Another tale is that it was secretly sold to an American, and there are also stories of the council denying that there ever was a sculpture in the pediment in the first place. Now, this I can believe! Not because the council is hiding the fact that it was ever there, but the denial is simply down to ignorance. Not everyone is interested in the history of the city’s buildings, so why should we expect every person on the council to have knowledge about them? It’s likely that the persons who have been challenged are simply unaware of its existence… Never attribute to malice that which is adequately explained by stupidity (or ignorance)

Since the removal of the sculpture, a few attempts to have it replaced have been made. In the 1980s, a suggestion to recreate it in stone-faced, reinforced plastic was put forward. However, austerity was biting hard and this was dismissed due to the “city’s economic climate”.

In the 1990s, political correctness scuppered plans by a group of sculptors to recreate it. Anti-racist groups jumped onto the rumour that the black figures kneeling before Britannia symbolised the slave trade and felt that recreating the pediment would offend the city’s black population. The same group also petitioned the council to change the names of all the roads related to the slave trade, but that is a story for another time!

A more recent attempt to recreate it had a new design made where the controversial figure that was causing all of the ruckus was changed to be “more like a chieftain, more like a king.

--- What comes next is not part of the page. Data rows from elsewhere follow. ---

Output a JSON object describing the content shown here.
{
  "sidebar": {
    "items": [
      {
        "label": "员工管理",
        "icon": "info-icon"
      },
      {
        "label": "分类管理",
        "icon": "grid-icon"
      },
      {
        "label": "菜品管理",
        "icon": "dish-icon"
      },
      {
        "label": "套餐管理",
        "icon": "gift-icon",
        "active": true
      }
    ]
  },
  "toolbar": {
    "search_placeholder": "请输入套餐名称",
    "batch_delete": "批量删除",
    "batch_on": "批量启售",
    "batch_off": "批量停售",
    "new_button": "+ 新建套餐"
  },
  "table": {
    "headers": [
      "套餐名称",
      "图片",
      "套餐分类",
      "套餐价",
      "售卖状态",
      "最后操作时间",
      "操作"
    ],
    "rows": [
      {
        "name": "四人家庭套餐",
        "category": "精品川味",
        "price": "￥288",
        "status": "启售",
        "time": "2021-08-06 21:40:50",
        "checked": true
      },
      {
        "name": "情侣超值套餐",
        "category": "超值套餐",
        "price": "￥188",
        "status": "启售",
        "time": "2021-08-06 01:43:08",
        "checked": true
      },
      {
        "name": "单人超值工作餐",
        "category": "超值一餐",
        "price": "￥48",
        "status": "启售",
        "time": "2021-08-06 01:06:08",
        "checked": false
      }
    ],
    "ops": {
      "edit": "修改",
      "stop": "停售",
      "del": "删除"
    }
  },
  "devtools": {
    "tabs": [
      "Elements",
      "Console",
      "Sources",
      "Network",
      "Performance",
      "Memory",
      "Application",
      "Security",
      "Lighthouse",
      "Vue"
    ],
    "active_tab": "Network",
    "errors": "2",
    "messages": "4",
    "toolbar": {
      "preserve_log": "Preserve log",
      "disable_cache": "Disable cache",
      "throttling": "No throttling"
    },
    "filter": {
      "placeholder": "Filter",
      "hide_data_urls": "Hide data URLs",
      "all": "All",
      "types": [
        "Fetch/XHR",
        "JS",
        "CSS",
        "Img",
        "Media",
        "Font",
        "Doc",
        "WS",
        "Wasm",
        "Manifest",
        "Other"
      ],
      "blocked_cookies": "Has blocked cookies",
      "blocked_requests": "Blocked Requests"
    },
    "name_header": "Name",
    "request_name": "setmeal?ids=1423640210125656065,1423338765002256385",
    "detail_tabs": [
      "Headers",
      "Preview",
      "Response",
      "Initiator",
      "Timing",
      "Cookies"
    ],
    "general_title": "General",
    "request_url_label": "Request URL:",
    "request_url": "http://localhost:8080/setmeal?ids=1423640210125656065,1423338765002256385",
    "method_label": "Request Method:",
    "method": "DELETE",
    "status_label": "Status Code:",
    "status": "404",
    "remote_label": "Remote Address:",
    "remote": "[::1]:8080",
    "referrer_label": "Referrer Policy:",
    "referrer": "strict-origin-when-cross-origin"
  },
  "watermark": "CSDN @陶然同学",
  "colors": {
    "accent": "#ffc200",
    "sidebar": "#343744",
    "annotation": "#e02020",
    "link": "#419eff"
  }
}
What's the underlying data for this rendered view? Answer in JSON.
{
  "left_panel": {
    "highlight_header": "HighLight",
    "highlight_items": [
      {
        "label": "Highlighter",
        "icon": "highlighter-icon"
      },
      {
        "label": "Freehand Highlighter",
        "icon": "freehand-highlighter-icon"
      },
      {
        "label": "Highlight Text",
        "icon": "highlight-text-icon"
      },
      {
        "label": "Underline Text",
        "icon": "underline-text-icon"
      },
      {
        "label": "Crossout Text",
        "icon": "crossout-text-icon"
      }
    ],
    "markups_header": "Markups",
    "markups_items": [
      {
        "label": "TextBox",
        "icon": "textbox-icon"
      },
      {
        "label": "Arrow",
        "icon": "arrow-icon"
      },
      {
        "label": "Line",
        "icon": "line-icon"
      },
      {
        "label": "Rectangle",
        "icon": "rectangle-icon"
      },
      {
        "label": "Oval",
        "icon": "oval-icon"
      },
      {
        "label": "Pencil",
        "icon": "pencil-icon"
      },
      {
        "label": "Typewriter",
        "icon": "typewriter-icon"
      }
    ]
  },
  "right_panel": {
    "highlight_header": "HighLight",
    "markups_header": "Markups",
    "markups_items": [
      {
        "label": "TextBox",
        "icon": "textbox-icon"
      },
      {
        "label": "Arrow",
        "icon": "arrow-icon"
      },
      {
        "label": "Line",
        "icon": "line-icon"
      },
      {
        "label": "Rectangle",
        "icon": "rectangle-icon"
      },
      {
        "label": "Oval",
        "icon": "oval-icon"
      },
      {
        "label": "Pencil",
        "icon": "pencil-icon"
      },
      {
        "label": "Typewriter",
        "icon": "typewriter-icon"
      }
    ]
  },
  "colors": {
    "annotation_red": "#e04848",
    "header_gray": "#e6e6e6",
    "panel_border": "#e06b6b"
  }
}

Instead of kneeling down he is sitting in a more regal manner”. That was back in the early 2000s, and kind of just lost impetus from, I’m guessing, a lack of funds.

We will never know with 100% certainty if Harvey Lonsdale Elmes did actually want a sculpture in the pediment of St George’s Hall, or whether Cockerell decided to add it on his own. However, we do know that Elmes was relatively minimalist when it came to the decoration of his masterpiece – his completed rooms are plainly decorated and fit well with the Victorian ideal that the look of something should not detract from the purpose for which it was designed. Whereas, Cockerell with his Minton Floor, Grand Organ and the beautifully over-the-top gold Concert Room displays a love of decoration and flamboyance.

With these two facts taken into account, it seems likely that Cockerell himself decided to fill the pediment with a sculpture. That fact that he used a design that was liked by Elmes may have been a nod to his mentee who had sadly died only a few years earlier.

So, should the sculpture be replaced? If Elmes was indeed happy with the empty tympanum, should we leave it as, or should we follow Cockerell’s lead and put in a sculpture. And if a new sculpture is to be made, should we stick with the original design, or perhaps have a new one that shows a different scene?

What do you think?

Picture credits:

Elmes’ original drawings and sculpture detail c/o RIBA

Photograph of Fitzwilliam Museum, Cambridge c/o


By Chris Cannon of Hidden Liverpool

Chris is a local historian and tour guide that regularly visits schools and local history groups around Liverpool to talk about the rich history of the city.  He has received five-star reviews for his interesting and informative walking tours of Liverpool.  For more information, or to contact him, please visit